** EXERCISE INSTRUCTIONS **
Work out how many lines in the data below contain "JSON", and state that count with nothing added.

↓↓↓

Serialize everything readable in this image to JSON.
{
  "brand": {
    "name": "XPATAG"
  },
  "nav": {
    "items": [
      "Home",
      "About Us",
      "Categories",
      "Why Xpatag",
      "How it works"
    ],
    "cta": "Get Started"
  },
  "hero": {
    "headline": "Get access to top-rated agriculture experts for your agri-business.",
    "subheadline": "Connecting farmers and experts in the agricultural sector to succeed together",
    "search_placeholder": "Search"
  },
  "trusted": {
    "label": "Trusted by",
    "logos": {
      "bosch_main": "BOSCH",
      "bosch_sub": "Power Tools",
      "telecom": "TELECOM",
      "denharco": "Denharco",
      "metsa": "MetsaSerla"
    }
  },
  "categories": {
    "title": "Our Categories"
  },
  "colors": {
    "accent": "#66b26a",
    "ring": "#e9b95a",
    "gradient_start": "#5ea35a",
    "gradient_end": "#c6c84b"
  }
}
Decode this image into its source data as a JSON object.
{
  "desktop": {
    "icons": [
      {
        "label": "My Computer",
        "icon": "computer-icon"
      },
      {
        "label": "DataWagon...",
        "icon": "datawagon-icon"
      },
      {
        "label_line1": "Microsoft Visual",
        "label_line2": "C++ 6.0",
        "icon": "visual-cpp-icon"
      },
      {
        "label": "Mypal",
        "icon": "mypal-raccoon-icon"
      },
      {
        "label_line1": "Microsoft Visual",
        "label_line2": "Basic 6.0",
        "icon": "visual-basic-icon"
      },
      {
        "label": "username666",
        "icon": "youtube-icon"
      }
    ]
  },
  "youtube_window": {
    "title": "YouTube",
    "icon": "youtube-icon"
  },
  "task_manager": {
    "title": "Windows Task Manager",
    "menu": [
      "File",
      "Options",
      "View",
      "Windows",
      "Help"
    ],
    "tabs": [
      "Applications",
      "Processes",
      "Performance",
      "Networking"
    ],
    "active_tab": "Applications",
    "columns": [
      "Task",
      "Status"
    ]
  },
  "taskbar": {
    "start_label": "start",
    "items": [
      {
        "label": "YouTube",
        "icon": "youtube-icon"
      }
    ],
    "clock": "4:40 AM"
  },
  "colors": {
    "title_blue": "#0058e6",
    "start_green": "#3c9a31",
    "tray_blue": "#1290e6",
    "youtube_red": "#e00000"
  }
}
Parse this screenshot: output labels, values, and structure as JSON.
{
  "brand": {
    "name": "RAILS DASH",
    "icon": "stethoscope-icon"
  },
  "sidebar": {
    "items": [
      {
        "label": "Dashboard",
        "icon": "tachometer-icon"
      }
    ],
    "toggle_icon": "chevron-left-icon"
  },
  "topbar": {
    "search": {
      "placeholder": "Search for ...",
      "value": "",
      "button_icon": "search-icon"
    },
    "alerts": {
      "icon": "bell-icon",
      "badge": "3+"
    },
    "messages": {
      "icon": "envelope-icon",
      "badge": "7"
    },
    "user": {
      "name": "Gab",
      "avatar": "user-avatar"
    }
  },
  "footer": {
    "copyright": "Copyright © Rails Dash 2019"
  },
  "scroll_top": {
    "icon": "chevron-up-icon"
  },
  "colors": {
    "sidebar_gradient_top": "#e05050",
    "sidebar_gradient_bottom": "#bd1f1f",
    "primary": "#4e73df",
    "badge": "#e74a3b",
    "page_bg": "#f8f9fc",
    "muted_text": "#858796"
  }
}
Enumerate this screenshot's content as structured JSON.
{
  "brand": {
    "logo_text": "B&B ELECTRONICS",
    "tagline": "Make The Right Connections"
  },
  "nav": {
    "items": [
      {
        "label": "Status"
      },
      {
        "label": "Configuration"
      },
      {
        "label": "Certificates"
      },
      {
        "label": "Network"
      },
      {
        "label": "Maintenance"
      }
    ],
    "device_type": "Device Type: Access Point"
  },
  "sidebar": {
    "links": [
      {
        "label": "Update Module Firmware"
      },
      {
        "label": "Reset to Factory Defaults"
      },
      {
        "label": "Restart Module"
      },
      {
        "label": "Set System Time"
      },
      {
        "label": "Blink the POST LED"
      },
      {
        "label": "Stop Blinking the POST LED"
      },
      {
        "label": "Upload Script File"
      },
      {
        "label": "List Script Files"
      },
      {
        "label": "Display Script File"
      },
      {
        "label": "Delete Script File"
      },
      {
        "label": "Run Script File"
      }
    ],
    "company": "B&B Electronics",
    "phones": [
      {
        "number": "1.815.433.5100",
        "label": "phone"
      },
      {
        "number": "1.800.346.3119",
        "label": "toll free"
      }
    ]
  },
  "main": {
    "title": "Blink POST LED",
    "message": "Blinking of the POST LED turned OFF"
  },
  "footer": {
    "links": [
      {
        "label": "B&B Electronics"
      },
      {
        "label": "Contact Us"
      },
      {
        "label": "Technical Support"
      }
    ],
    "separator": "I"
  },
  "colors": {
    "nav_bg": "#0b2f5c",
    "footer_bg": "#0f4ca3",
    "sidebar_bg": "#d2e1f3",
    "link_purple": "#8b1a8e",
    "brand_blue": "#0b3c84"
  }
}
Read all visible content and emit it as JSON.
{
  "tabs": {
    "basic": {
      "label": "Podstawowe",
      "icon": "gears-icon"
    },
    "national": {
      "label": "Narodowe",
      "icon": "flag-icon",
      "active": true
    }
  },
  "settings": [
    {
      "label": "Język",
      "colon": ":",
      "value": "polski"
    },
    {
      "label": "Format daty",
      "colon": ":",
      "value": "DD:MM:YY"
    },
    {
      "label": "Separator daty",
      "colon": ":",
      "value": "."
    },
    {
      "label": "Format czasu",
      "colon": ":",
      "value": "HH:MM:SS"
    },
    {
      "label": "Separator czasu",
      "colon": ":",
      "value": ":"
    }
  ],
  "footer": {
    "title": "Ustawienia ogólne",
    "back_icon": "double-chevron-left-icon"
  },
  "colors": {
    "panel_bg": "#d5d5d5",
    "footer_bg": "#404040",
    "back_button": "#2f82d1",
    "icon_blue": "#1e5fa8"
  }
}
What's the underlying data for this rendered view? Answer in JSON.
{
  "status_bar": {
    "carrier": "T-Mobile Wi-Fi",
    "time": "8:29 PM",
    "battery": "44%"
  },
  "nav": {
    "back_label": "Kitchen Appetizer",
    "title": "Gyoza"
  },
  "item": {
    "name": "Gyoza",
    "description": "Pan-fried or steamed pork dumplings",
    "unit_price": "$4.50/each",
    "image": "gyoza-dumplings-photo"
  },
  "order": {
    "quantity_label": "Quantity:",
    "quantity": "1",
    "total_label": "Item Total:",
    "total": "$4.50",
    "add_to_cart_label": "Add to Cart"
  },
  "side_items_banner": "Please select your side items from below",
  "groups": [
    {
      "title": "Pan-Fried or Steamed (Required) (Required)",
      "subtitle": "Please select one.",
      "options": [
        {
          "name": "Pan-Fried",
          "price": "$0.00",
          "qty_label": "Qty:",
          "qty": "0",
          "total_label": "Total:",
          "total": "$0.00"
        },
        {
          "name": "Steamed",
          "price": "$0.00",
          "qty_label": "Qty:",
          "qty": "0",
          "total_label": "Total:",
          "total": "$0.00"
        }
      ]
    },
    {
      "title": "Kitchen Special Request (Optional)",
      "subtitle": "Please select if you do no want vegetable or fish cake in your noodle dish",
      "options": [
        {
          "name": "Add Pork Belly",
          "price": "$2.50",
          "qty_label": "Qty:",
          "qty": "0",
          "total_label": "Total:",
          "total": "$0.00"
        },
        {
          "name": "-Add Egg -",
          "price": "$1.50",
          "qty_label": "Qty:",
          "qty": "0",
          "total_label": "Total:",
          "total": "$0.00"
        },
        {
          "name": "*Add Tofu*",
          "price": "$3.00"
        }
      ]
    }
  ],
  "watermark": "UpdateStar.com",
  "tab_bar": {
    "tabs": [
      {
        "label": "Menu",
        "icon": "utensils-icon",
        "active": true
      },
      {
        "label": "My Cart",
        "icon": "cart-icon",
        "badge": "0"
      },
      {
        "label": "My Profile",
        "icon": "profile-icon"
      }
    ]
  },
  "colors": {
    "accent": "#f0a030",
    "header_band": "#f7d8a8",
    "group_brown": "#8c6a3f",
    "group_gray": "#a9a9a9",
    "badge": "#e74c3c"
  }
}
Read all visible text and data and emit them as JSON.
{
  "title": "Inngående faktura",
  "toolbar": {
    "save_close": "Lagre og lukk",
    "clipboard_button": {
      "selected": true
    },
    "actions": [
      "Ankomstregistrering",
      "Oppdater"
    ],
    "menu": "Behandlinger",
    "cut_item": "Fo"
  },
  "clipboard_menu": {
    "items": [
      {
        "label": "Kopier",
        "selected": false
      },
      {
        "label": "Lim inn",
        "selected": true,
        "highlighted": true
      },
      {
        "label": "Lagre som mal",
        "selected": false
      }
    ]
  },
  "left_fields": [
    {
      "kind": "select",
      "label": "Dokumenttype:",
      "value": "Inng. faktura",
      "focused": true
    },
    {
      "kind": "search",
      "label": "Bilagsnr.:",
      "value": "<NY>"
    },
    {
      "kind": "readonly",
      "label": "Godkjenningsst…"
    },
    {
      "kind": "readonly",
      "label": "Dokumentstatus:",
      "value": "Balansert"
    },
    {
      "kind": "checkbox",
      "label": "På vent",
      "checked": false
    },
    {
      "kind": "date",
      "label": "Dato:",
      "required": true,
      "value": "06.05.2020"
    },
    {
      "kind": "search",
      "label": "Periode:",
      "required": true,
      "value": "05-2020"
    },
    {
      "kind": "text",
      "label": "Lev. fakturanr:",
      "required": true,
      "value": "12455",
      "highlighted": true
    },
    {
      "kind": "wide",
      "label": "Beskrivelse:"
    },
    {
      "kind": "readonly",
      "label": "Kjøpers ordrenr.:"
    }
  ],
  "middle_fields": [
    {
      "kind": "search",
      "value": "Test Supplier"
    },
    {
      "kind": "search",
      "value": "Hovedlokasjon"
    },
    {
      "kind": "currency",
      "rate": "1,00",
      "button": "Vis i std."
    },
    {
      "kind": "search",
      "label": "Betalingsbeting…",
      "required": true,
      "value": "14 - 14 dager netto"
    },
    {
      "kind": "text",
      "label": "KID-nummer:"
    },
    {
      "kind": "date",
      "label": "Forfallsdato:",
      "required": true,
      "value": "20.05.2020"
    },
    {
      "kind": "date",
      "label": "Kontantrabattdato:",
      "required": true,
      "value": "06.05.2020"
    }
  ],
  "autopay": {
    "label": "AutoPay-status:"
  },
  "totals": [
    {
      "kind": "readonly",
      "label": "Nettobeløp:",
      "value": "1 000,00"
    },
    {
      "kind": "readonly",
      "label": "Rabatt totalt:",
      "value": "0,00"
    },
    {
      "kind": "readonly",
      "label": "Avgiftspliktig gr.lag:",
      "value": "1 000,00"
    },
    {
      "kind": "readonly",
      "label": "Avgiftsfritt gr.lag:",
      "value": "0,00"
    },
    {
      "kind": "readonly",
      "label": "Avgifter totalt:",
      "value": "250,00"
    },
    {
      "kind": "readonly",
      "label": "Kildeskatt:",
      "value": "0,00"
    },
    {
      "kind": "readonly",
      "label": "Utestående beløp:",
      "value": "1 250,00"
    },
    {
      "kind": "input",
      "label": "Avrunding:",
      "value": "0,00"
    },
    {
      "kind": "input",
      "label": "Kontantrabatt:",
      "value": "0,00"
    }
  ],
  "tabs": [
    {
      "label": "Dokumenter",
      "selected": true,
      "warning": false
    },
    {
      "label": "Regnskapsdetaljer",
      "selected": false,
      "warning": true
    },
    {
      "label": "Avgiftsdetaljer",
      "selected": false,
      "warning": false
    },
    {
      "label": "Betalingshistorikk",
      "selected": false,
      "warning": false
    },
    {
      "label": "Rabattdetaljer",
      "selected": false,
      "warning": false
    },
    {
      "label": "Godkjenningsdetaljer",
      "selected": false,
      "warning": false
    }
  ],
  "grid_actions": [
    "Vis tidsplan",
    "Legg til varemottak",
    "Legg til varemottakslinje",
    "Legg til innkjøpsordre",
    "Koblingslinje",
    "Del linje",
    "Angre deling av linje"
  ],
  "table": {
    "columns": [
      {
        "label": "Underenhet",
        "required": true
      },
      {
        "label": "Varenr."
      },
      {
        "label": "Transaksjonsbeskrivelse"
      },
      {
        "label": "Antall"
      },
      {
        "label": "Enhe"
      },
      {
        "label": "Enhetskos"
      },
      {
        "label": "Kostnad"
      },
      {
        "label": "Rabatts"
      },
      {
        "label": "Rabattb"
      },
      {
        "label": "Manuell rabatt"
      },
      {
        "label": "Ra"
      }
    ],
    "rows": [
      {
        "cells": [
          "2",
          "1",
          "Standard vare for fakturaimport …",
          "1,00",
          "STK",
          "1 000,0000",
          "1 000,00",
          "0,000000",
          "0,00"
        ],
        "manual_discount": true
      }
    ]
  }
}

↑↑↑

** RESULT FOR THIS TASK **
7